Taylor Faires wins 1st place poster award in the conference of Environmental Information Processing Technologies

Taylor Faires, an undergraduate student in the School of Meteorology, gave a poster presentation at the 2017 AMS (American Meteorological Society) Annual Meeting that was selected 1st place in the Conference Student Competition of the Environmental Information Processing Technologies (EIPT).

Faires’s Poster was titled “Developing a Tornado Debris Signature Algorithm.”

I am incredibly proud of this achievement!

This was Faires first time to attend AMS. This was also her first time presenting a poster at AMS.

“Initially, I was intimidated to present, but during the presentation, I felt confident in the work that I had done. Presenting the poster was a valuable experience and I am thankful for the opportunity from CIMMS.”

Faires says her work with CIMMS (Find out more about OU CIMMS here: CIMMS) as the reason for pursuing her topic of research.  

As a CIMMS student research assistant I was assigned to this research topic by my boss Kiel Ortega. He helped guide me through the research process and I ended up really enjoying the subject. The topic of debris signatures is incredibly fascinating to me, and the development of a tornado debris signature algorithm would be a valuable asset to the meteorological community.

Faires is very interested in aviation and hopes to pursue a minor in that topic. 

I am most interested in research investigating meteorological phenomena that have direct effects on aviation; such as microbursts, downslope wind storms, and turbulence within the atmosphere.”

Faires is part of OU CIMMS, which always helps and assists her work. Her coauthors were Bria Hieatt, Kiel Ortega, and Darrel Kingfield.

“I could not have accomplished this without co-presenter Bria Hieatt who stood by my side and assisted throughout the duration of poster presentation! She truly did a fantastic job presenting as well and contributed greatly to the project. Kiel Ortega and Darrel Kingfield are the main contributors to the research behind the project and offered invaluable advice for the poster.”

Taylor Faires and Bria Hieatt presenting their award winning poster at AMS 2017.

Bria Hieatt, who was also there to present at AMS, had this to say about the award.

“As a first time AMS attendee and co-presenter, it is a tremendous honor to be acknowledged by other scientists and meteorologists. The award is a great compliment to the work everyone conducted, especially Taylor for pulling all of the research together and making it look outstanding on the poster. I have Kiel Ortega and Darrel Kingfield to thank for giving Taylor and I this awesome research opportunity. I can’t wait to see what the future holds for future research and applications of TDS.”

This year, The AMS Annual Meeting was held in Seattle, WA. The west coast town saw many first-time visitors for the conference, including Faires.

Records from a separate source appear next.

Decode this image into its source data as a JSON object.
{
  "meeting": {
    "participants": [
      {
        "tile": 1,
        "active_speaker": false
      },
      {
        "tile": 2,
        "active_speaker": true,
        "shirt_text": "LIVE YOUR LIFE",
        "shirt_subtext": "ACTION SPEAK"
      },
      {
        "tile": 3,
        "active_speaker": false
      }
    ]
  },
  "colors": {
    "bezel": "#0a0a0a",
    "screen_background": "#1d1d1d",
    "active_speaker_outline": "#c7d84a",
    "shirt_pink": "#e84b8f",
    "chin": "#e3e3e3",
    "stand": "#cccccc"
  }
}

This was my first time visiting Seattle and it did not disappoint. The food was amazing and the views were absolutely breathtaking. The funnest thing I did in Seattle was go up in the Space Needle with my coworkers and friends. It was freezing cold outside, but we spent nearly an hour up there taking ridiculously goofy pictures and enjoying the views.

Faires has always been interested in Meteorology since a young age.

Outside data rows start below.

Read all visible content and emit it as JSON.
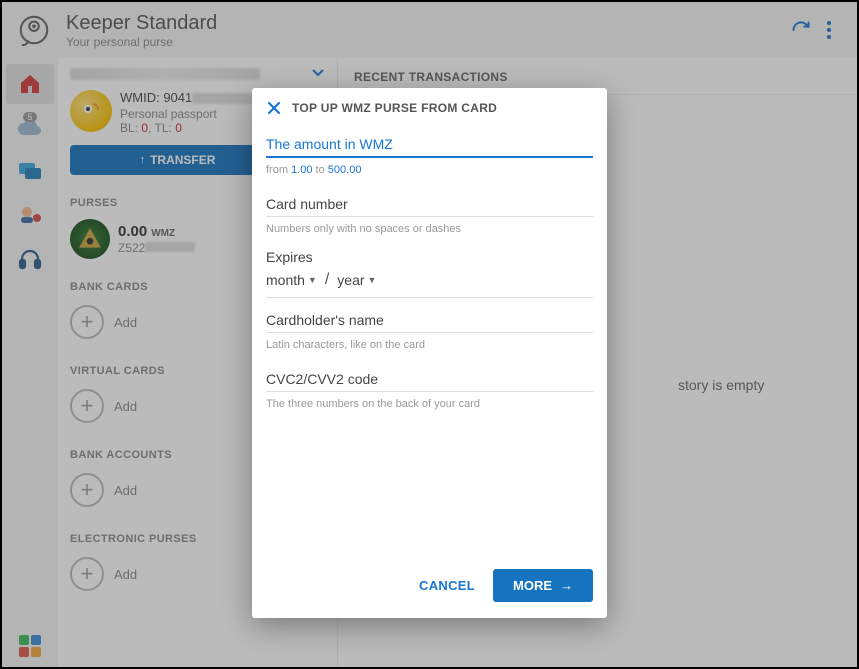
{
  "header": {
    "title": "Keeper Standard",
    "subtitle": "Your personal purse"
  },
  "rail": {
    "badge": "5"
  },
  "identity": {
    "wmid_label": "WMID: 9041",
    "passport": "Personal passport",
    "bl_label": "BL:",
    "bl_value": "0",
    "tl_label": "TL:",
    "tl_value": "0"
  },
  "buttons": {
    "transfer": "TRANSFER"
  },
  "sections": {
    "purses": "PURSES",
    "bank_cards": "BANK CARDS",
    "virtual_cards": "VIRTUAL CARDS",
    "bank_accounts": "BANK ACCOUNTS",
    "electronic_purses": "ELECTRONIC PURSES"
  },
  "purse": {
    "amount": "0.00",
    "currency": "WMZ",
    "account_prefix": "Z522"
  },
  "add_label": "Add",
  "right": {
    "heading": "RECENT TRANSACTIONS",
    "empty_suffix": "story is empty"
  },
  "modal": {
    "title": "TOP UP WMZ PURSE FROM CARD",
    "amount_label": "The amount in WMZ",
    "range_from": "from",
    "range_min": "1.00",
    "range_to": "to",
    "range_max": "500.00",
    "card_number": "Card number",
    "card_hint": "Numbers only with no spaces or dashes",
    "expires": "Expires",
    "month": "month",
    "year": "year",
    "holder": "Cardholder's name",
    "holder_hint": "Latin characters, like on the card",
    "cvv": "CVC2/CVV2 code",
    "cvv_hint": "The three numbers on the back of your card",
    "cancel": "CANCEL",
    "more": "MORE"
  }
}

I am pursuing a bachelor’s degree in meteorology with minors in both mathematics and aviation management. I’ve had an unexplainable excitement for weather ever since I was young. This excitement eventually turned into passion and I knew that I wanted to make a career doing something I loved and enjoyed. So I decided to attend the University of Oklahoma, one of the best schools in the nation for meteorology, and work towards a bachelor’s degree. Along the way I also found a passion for aviation and decided to add a minor in aviation management and am now set to graduate December of 2017. I hope to one day be able to combine my interests of both meteorology and weather into a successful career.”

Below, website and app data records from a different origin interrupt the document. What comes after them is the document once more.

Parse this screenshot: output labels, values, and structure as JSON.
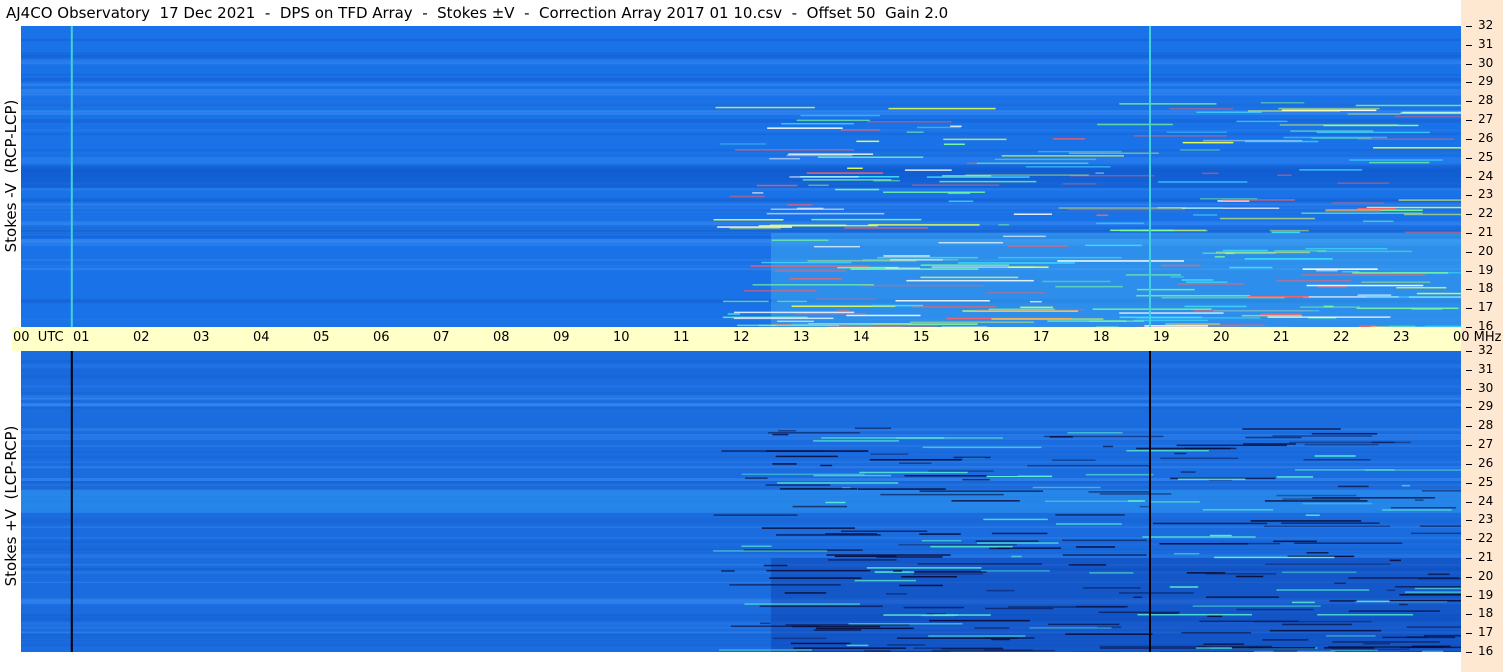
{
  "title": "AJ4CO Observatory  17 Dec 2021  -  DPS on TFD Array  -  Stokes ±V  -  Correction Array 2017 01 10.csv  -  Offset 50  Gain 2.0",
  "panels": [
    {
      "ylabel": "Stokes -V  (RCP-LCP)",
      "polarity": "positive",
      "base_color": "#1a72e8"
    },
    {
      "ylabel": "Stokes +V  (LCP-RCP)",
      "polarity": "negative",
      "base_color": "#1a6cdf"
    }
  ],
  "time_axis": {
    "start_label": "00  UTC",
    "end_label": "00 MHz",
    "hour_labels": [
      "01",
      "02",
      "03",
      "04",
      "05",
      "06",
      "07",
      "08",
      "09",
      "10",
      "11",
      "12",
      "13",
      "14",
      "15",
      "16",
      "17",
      "18",
      "19",
      "20",
      "21",
      "22",
      "23"
    ]
  },
  "chart_data": {
    "type": "heatmap",
    "x_unit": "UTC hour",
    "xlim": [
      0,
      24
    ],
    "y_unit": "MHz",
    "ylim": [
      16,
      32
    ],
    "yticks": [
      16,
      17,
      18,
      19,
      20,
      21,
      22,
      23,
      24,
      25,
      26,
      27,
      28,
      29,
      30,
      31,
      32
    ],
    "vertical_markers_utc": [
      0.83,
      18.8
    ],
    "activity_window_utc": [
      11.5,
      24
    ]
  },
  "colors": {
    "title_bg": "#ffffff",
    "timebar_bg": "#ffffc8",
    "right_strip_bg": "#ffe8d2",
    "marker_top": "#3fd3e0",
    "marker_bottom": "#000000"
  }
}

Faires advice to students is to not give up, even if it seems like you’ve lost your curiosity.

As undergraduate students, it can be easy to lose the curiosity that drove us to study meteorology in the first place. I would like to encourage other students to grow in their curiosity and passion for the weather throughout the undergraduate experience. Let nothing discourage you and never give up. 

Congratulations Taylor! The School is so proud of you!